== EXTRACTED RECORDS ==
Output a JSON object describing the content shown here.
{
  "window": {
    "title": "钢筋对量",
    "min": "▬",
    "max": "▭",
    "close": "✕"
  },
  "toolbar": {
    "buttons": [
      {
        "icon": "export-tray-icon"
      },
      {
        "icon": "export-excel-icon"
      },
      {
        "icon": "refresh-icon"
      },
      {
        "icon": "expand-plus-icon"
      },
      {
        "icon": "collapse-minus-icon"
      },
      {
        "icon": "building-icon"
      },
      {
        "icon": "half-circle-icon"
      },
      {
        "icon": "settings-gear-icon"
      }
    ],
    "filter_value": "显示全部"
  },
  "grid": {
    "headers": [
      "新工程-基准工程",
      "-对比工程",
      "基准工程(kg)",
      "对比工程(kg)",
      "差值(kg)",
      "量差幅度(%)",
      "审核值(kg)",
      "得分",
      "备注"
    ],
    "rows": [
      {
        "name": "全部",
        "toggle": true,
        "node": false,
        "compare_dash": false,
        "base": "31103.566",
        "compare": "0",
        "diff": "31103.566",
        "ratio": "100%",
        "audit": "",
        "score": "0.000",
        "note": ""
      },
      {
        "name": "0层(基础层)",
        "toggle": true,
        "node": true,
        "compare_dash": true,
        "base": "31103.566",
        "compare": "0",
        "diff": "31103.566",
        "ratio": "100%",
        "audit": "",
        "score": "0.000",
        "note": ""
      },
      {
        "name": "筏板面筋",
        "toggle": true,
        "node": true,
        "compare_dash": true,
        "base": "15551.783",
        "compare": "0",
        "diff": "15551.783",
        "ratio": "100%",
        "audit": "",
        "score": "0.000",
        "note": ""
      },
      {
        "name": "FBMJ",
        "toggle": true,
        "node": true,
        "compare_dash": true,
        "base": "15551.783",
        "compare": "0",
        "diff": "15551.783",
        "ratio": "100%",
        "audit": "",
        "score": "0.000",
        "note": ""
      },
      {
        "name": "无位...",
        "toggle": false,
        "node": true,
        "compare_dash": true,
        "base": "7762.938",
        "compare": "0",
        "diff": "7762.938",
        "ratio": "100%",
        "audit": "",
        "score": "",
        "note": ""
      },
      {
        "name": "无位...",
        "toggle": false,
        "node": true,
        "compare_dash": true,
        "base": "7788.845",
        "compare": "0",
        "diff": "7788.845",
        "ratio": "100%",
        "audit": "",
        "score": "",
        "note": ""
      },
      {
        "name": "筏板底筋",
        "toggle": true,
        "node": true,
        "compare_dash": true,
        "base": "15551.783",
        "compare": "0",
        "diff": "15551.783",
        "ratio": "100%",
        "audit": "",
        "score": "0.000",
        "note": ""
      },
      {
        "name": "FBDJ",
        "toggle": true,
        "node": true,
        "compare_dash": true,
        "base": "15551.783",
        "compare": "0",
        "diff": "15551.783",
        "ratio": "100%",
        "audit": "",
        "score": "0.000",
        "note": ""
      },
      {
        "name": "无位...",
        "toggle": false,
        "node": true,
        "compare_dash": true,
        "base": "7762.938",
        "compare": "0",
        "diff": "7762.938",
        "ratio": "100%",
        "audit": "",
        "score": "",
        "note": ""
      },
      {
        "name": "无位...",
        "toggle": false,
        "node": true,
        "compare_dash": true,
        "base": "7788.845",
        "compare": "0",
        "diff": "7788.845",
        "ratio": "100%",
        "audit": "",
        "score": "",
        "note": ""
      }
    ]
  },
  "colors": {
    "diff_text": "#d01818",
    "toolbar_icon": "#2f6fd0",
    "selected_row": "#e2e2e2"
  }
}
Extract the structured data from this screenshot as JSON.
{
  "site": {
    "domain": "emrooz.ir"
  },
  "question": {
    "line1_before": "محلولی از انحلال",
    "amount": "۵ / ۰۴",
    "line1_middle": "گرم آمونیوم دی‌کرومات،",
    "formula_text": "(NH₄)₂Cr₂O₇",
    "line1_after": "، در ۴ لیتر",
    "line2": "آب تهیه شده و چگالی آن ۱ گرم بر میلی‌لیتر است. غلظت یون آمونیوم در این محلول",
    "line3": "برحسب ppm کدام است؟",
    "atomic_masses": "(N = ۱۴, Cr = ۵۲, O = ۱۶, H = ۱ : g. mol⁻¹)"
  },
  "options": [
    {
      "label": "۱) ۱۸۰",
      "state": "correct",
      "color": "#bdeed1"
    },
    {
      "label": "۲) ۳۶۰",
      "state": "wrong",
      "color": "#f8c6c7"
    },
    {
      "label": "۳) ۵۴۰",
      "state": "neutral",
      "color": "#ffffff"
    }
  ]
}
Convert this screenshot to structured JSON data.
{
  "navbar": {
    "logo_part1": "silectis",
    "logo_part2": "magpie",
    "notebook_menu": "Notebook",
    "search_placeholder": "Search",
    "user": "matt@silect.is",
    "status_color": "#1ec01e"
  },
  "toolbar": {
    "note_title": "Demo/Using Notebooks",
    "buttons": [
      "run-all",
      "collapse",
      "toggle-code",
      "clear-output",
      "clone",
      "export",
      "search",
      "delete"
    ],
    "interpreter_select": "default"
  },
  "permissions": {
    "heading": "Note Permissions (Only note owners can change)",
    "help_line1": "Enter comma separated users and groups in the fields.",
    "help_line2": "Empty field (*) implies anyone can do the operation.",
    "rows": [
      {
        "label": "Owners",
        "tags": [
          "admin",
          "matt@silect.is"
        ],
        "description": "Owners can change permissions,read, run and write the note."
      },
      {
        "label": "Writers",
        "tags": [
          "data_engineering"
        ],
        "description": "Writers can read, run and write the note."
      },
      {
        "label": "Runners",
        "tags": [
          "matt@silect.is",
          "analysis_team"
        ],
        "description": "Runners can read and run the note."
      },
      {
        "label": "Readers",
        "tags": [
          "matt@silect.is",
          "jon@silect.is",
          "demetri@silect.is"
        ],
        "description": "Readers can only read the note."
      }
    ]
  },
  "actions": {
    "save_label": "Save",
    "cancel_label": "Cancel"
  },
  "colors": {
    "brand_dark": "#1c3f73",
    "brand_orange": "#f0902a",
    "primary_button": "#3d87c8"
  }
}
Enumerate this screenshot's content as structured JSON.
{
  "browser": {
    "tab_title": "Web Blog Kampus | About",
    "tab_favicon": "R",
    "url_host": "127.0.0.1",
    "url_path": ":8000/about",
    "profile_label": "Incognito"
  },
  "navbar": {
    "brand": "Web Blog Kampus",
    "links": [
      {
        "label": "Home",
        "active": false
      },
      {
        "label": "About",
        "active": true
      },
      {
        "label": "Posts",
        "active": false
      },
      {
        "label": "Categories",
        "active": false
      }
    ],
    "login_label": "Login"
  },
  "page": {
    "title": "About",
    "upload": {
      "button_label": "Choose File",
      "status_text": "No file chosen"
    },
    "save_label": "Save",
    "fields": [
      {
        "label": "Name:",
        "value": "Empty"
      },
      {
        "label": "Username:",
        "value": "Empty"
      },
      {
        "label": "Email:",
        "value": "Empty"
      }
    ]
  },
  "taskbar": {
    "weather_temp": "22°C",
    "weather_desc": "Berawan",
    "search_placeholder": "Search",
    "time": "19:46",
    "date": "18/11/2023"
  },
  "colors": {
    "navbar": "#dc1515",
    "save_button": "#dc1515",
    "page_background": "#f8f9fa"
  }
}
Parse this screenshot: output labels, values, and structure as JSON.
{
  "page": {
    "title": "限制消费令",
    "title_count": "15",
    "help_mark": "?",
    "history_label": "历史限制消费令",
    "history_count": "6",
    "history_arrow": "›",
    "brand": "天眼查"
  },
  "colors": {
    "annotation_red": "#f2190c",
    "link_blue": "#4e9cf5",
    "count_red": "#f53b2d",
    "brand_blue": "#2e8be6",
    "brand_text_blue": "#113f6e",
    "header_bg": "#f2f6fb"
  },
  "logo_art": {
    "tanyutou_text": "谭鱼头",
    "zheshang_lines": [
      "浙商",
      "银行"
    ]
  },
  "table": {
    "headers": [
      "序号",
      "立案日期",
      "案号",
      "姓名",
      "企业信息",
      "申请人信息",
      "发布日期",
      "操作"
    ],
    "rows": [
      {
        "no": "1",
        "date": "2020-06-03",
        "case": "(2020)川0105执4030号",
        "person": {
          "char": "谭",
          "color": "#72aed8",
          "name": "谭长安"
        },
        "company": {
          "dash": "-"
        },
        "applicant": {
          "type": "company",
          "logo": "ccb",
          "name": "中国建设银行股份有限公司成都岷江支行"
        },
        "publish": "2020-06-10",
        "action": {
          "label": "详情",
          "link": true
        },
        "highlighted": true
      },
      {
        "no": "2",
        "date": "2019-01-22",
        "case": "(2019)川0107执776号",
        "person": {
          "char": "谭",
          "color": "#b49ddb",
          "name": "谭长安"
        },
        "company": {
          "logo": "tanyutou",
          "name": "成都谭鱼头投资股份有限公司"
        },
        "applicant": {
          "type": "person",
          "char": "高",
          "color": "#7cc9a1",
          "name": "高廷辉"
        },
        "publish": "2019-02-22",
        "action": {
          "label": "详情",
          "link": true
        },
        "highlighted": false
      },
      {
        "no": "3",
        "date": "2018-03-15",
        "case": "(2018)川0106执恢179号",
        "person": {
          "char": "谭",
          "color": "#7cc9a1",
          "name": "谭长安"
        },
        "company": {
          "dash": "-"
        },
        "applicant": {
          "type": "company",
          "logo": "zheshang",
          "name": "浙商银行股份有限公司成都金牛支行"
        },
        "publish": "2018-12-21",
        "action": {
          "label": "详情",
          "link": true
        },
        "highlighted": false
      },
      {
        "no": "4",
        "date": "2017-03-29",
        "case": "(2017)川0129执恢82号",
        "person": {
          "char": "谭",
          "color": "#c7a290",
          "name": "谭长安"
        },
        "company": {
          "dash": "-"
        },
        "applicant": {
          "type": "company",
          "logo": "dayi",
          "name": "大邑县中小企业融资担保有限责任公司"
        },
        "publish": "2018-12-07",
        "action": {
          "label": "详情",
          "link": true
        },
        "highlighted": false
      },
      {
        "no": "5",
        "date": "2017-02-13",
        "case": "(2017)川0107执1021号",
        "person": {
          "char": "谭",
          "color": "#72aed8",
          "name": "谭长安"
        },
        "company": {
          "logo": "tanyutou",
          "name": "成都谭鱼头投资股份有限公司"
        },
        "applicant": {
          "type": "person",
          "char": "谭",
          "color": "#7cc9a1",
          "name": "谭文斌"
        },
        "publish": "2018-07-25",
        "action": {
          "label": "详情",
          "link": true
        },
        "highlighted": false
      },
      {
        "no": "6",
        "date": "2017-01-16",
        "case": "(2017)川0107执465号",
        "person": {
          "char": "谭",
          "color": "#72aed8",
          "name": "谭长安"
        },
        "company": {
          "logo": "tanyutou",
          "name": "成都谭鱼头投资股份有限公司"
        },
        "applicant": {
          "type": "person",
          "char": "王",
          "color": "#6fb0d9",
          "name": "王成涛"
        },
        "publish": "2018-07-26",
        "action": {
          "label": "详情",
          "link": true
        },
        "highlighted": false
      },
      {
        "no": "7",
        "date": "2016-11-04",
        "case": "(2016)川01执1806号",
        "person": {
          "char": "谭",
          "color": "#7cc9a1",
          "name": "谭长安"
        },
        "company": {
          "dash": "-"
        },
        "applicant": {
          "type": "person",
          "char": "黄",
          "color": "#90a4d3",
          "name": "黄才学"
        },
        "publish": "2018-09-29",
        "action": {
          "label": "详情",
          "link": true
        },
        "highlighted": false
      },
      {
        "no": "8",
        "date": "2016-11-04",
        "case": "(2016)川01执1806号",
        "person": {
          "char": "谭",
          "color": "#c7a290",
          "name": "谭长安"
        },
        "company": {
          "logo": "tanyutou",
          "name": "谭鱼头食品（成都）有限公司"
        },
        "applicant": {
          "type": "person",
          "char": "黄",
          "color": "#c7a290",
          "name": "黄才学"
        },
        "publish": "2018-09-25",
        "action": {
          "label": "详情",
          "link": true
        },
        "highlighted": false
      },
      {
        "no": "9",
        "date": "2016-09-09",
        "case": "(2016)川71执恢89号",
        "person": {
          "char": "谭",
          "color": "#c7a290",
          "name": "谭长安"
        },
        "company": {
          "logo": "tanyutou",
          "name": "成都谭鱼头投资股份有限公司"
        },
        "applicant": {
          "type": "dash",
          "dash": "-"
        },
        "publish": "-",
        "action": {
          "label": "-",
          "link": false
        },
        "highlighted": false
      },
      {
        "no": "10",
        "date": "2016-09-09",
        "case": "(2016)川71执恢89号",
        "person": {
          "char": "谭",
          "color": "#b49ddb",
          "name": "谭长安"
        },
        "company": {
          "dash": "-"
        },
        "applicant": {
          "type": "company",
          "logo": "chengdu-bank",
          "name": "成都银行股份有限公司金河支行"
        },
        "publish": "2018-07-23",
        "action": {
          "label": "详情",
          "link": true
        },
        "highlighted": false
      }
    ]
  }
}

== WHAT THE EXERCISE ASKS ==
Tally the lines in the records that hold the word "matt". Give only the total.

== EXPECTED ANSWER ==
4